There’s a software company in Italy called “The Hacking Team.” Guess what kind of service they offer to their customers?
“You want to look through your target’s eyes. You have to hack your target,” says the company’s promotional video.
Yes, they hack smartphones and computers for government spy agencies. They don’t sell their software to repressive regimes, only to the good guys.
But regardless of who they work for, we now have a much better idea of the kinds of things they can do, thanks to the Russian anti-virus company Kaspersky Lab, which just issued an update revealing that The Hacking Team has a diverse set of spying tools that can now hack almost any kind of smart phone including Android, Apple, Windows, and Blackberry.
Kaspersky’s software detectives report finding planted fragments of computer code designed to, for example, get control of WiFi links, to get access to data stored on your computer even if you’re not connected to the internet.
Something the company’s video hints at, “Often the information you want is not transmitted at all. Is passive monitoring enough?”
I guess not!
As for phones, the software can get your call history, browsing history, address book, calendar and notes. And it can even activate the microphone of a smart phone, to either listen in real time or to record anything you say, even if you’re not making a phone call; even when your phone is off.
Or when your phone appears to be off, because what’s becoming quite clear is that as long as the battery’s charged, a phone is never off.
The spyware can be installed without your knowledge and is designed not cause additional drain on the battery so as not to tip you off.
And to make all this work, “The Hacking Team” runs special command-and-control servers, 350 of them, in forty countries. The country with the most command-and-control severs?
You’re in it: 64 of them right here in the Land of the Free.
Like I say, these hacking programs are sold only to the good guys, who, as we’ve been reassured many times, would never use it for the wrong purpose.
Unless you count the countries that spy on dissidents, which has reportedly happened in Morocco and Turkey.

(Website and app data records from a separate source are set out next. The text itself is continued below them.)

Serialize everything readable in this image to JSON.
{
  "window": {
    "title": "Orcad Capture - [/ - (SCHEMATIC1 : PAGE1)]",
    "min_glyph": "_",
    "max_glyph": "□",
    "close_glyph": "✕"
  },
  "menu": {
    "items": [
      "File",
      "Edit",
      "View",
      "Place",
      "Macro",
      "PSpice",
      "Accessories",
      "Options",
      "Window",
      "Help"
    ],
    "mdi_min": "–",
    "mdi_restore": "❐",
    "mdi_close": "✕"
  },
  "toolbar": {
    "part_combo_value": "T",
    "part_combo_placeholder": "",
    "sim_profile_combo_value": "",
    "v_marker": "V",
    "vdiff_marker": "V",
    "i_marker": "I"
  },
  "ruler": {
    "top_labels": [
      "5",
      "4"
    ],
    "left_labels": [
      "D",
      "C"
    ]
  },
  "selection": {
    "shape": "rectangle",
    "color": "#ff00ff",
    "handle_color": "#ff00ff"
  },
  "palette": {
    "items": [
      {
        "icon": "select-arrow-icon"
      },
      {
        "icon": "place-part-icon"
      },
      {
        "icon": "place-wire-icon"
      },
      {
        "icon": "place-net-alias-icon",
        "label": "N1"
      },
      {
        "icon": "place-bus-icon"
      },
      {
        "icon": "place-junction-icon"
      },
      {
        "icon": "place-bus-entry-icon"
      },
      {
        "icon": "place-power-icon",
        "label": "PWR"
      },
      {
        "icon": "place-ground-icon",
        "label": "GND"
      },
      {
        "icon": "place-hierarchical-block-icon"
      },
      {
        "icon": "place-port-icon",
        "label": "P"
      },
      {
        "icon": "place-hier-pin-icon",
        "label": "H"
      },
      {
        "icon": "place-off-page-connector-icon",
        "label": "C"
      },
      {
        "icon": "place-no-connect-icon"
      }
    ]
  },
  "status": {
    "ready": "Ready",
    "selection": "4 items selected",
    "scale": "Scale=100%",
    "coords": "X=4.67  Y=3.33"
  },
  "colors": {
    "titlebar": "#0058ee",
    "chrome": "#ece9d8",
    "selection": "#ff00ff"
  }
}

So then, when your phone listening to you? I don’t know. And that’s the point. That’s the beauty of this kind of technology. There’s no way to know.